Start of Information given
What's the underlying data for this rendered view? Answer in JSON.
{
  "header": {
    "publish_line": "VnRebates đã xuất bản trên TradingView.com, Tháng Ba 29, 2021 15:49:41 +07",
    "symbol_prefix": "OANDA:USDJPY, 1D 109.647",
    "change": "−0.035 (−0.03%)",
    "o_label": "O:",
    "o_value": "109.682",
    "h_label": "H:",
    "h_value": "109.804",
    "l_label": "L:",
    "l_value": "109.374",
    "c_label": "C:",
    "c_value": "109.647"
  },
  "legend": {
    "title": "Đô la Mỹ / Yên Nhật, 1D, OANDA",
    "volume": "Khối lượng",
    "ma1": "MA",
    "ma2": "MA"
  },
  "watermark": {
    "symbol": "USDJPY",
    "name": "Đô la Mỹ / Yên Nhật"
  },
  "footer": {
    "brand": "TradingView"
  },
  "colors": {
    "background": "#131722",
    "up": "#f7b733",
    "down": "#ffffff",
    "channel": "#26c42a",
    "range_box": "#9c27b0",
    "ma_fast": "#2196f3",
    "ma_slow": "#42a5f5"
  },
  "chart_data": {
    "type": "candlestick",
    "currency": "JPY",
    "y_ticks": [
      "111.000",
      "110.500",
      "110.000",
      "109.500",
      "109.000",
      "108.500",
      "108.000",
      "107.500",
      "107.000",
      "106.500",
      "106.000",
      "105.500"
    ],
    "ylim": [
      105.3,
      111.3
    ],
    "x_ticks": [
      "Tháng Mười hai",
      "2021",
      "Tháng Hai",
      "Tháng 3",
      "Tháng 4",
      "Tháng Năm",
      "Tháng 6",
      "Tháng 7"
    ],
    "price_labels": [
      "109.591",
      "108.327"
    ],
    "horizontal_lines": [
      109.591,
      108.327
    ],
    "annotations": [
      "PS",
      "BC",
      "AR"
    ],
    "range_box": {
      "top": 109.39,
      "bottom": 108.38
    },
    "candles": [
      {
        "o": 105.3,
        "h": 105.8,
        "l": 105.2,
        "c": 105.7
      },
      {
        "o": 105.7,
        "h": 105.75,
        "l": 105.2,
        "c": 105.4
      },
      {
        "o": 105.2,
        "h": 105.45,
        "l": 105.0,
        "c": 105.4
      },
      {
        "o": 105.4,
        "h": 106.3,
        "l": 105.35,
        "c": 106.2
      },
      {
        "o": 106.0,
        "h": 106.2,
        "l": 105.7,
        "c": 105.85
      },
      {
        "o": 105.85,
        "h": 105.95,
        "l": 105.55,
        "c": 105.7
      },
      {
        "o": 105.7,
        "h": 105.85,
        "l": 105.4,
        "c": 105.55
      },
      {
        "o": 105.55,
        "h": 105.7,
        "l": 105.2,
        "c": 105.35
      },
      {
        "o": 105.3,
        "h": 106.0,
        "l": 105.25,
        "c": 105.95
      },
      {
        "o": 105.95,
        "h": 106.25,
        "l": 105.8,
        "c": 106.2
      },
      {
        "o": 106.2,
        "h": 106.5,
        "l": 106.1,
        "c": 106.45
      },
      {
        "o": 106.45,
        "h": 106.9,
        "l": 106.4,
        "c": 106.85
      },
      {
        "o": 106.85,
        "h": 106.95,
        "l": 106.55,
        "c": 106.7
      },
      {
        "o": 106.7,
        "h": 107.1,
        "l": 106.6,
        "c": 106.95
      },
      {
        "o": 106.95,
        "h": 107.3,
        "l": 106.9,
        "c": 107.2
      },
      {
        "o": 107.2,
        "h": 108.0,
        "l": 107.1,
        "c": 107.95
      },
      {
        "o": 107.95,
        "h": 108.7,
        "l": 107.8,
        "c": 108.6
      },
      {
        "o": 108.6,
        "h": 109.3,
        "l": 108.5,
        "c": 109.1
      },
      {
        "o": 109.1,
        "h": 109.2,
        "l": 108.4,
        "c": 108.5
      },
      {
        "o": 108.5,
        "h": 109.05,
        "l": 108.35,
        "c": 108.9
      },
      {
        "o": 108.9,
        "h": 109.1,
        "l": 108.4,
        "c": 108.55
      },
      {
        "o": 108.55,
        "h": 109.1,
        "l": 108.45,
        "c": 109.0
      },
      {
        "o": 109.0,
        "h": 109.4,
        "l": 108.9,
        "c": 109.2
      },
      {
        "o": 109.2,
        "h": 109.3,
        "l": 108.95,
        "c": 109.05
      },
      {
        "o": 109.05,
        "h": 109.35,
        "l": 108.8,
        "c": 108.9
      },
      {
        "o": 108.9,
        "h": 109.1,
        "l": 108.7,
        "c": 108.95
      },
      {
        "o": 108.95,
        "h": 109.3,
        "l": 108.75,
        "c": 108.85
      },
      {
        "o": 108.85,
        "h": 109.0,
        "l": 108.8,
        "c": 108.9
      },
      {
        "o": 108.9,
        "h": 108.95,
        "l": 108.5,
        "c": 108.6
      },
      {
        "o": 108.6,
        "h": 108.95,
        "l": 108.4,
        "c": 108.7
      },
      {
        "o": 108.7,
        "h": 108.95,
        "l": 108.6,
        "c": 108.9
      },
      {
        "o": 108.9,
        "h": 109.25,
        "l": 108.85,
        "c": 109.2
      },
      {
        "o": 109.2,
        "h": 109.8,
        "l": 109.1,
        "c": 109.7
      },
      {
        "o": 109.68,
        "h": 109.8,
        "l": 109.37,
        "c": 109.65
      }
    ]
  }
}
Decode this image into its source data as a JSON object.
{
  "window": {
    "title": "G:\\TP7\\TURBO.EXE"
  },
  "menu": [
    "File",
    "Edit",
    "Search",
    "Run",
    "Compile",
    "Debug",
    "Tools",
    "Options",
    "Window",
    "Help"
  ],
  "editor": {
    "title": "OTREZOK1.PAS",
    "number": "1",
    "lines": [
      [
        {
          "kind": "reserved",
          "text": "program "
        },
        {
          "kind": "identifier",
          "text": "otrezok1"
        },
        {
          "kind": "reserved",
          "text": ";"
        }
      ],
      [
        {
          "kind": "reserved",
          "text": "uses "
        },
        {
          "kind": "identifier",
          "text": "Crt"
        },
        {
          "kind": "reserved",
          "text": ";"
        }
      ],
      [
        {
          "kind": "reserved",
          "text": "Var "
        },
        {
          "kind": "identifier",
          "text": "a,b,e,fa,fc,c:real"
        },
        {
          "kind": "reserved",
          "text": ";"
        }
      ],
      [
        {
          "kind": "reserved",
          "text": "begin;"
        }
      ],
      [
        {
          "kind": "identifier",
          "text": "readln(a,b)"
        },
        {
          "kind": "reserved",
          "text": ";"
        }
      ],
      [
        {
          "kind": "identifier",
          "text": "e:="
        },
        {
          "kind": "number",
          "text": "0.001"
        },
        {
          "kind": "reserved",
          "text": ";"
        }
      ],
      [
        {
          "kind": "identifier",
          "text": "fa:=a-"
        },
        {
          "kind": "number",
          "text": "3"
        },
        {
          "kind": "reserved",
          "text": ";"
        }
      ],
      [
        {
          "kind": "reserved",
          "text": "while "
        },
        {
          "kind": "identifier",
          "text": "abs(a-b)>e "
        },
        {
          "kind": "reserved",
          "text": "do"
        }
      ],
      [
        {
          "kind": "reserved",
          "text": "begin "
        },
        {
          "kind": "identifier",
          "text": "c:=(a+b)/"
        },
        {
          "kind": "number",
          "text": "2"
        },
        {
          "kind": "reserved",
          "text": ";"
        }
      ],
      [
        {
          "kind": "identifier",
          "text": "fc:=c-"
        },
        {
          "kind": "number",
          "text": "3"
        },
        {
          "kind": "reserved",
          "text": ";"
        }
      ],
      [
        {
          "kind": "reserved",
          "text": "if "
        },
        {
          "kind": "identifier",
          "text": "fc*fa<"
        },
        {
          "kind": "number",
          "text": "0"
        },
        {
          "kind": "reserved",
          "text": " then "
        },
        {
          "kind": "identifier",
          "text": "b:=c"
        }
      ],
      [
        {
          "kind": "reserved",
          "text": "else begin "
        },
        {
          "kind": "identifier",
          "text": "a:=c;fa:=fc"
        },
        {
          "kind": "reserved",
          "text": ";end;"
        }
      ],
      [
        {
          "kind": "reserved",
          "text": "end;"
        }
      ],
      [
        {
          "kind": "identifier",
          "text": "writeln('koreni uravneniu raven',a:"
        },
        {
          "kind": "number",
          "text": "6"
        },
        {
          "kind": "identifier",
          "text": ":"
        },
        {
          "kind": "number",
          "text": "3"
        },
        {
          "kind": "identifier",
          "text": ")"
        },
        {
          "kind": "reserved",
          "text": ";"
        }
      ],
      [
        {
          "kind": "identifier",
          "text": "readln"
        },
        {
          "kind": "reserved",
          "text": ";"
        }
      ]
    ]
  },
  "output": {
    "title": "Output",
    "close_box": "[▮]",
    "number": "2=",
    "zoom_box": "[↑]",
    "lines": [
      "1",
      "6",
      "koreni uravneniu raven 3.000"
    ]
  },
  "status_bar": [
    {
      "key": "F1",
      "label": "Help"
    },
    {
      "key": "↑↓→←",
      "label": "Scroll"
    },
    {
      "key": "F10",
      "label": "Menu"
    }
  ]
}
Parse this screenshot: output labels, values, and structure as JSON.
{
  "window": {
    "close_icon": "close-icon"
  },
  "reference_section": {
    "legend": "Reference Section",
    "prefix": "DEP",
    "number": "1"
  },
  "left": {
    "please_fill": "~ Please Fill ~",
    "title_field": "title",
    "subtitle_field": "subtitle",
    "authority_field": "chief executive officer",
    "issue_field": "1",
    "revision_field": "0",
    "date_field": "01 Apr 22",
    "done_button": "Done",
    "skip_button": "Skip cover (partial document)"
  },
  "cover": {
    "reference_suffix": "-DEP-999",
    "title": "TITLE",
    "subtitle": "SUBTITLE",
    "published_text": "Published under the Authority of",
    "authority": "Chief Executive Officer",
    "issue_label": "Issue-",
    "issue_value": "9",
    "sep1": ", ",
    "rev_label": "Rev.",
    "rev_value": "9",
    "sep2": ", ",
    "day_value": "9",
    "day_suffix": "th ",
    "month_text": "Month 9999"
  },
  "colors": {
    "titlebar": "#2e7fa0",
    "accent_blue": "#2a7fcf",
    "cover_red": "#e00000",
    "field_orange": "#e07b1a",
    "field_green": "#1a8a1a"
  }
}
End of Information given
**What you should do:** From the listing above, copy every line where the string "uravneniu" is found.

**Answer box:**
          "text": "writeln('koreni uravneniu raven',a:"
      "koreni uravneniu raven 3.000"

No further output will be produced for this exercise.